I asked my experts how many passwords they personally used. The highest I heard was “about a dozen.” The lowest was four, and the norm was five or six. They all stressed that they managed their passwords and sites in different categories. In my own case, there are five sites whose security really matters to me: my main e‑mail account, two credit-card sites, a banking account, and an investment firm. Each has its own, good password, never used anywhere else. Next are the sites I’d just as soon not have compromised: airline-mileage accounts, Amazon and Barnes & Noble, various message boards and memberships. I have two or three semi-strong passwords I use among all of them. If you hacked one of them you might hack the others, but I don’t really care. Then there is everything else, the thicket of annoying little logins we all deal with. I have one or two passwords for them too. By making it easy to deal with unimportant accounts, I can concentrate on protecting the ones that matter.

I wish I had taken his advice.  What a mess and I got off lucky.

Google Apps

Google Apps At work we have had a nightmare with our e-mail server because of some corrupted data with the domain name registrar.  We changed some e-mail addresses and decided to use Google Apps for e-mail.  It was pretty painless with Dreamhost setting up everything with one click.

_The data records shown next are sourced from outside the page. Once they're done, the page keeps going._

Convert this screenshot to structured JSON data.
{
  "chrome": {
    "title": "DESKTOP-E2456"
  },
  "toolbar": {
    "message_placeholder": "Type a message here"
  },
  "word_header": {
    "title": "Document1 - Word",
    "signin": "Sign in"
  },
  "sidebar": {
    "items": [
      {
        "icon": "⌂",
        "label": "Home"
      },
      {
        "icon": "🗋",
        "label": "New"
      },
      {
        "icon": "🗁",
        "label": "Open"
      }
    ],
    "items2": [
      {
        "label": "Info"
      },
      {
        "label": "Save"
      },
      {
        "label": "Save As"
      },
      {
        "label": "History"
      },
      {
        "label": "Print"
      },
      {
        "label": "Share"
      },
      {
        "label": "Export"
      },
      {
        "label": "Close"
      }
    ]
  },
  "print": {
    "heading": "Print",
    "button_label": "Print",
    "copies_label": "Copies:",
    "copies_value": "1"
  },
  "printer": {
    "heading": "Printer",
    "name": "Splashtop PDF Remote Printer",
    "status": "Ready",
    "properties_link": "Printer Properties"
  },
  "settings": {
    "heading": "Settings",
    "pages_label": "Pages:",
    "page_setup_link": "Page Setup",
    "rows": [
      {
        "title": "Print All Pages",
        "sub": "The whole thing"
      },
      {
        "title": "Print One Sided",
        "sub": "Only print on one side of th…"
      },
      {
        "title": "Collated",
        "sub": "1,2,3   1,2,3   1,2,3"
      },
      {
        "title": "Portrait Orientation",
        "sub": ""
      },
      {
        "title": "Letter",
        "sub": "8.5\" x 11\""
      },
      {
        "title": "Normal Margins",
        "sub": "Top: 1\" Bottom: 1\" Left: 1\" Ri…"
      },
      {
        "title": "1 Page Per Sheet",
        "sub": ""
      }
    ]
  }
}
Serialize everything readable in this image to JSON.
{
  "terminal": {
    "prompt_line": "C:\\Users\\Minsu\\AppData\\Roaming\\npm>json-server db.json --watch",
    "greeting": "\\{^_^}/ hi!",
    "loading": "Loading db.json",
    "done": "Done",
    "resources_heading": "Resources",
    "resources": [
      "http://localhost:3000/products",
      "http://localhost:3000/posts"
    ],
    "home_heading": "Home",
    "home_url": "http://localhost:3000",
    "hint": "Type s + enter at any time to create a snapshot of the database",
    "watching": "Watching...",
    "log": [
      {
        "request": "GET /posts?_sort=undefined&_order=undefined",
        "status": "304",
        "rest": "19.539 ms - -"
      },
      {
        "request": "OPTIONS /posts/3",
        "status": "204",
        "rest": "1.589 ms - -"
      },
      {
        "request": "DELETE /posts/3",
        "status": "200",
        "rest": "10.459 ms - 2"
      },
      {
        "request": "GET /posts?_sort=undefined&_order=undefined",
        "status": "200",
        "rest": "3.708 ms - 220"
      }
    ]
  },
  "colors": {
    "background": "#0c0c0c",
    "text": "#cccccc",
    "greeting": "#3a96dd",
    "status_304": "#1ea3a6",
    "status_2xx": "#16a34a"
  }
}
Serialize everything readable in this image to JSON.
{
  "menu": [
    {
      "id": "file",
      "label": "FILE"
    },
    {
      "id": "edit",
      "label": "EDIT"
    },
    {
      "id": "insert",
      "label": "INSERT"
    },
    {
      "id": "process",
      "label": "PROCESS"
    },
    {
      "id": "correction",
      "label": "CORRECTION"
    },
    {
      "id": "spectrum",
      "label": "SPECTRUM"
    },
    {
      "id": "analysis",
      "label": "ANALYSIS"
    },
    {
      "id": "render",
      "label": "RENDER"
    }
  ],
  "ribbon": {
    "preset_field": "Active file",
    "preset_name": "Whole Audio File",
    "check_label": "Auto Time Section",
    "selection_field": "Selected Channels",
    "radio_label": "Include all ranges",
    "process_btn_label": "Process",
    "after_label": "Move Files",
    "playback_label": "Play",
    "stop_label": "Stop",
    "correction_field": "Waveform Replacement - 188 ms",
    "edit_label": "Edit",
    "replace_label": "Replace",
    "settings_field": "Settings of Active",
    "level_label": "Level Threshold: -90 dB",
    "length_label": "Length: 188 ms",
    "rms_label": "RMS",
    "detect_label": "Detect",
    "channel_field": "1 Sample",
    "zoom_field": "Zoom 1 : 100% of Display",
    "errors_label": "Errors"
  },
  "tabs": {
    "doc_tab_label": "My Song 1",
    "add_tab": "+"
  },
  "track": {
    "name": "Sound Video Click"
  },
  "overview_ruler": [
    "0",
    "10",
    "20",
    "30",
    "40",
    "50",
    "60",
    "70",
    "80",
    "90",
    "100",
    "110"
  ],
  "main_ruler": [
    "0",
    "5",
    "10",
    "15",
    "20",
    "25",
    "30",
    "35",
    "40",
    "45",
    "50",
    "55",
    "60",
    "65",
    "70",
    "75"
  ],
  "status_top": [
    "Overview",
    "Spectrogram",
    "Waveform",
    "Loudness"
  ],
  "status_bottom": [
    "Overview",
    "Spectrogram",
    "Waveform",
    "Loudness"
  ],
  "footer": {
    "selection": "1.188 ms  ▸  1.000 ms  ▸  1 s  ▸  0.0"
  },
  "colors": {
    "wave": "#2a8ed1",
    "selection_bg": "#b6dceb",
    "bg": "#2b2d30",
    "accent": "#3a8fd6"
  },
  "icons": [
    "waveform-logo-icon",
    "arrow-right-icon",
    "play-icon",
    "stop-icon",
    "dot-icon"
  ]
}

Basically it is free if you are using under 200 users.  It includes 7 megs of space for mail, a calendar, Google Docs, Sites, and Google Talk.  Everything works within your own domain and it was pretty easy to setup.  There was only a couple of default settings we changed for Google Sites.

It’s free and so far the staff love it.  As far as training, I think it will be about 10 hours for 30 users which includes setup.  If you are running IT for a church, a non-profit, or a small business, it seems to me to be a pretty obvious choice for all of your web needs and the price is sure right — free for under 200 users.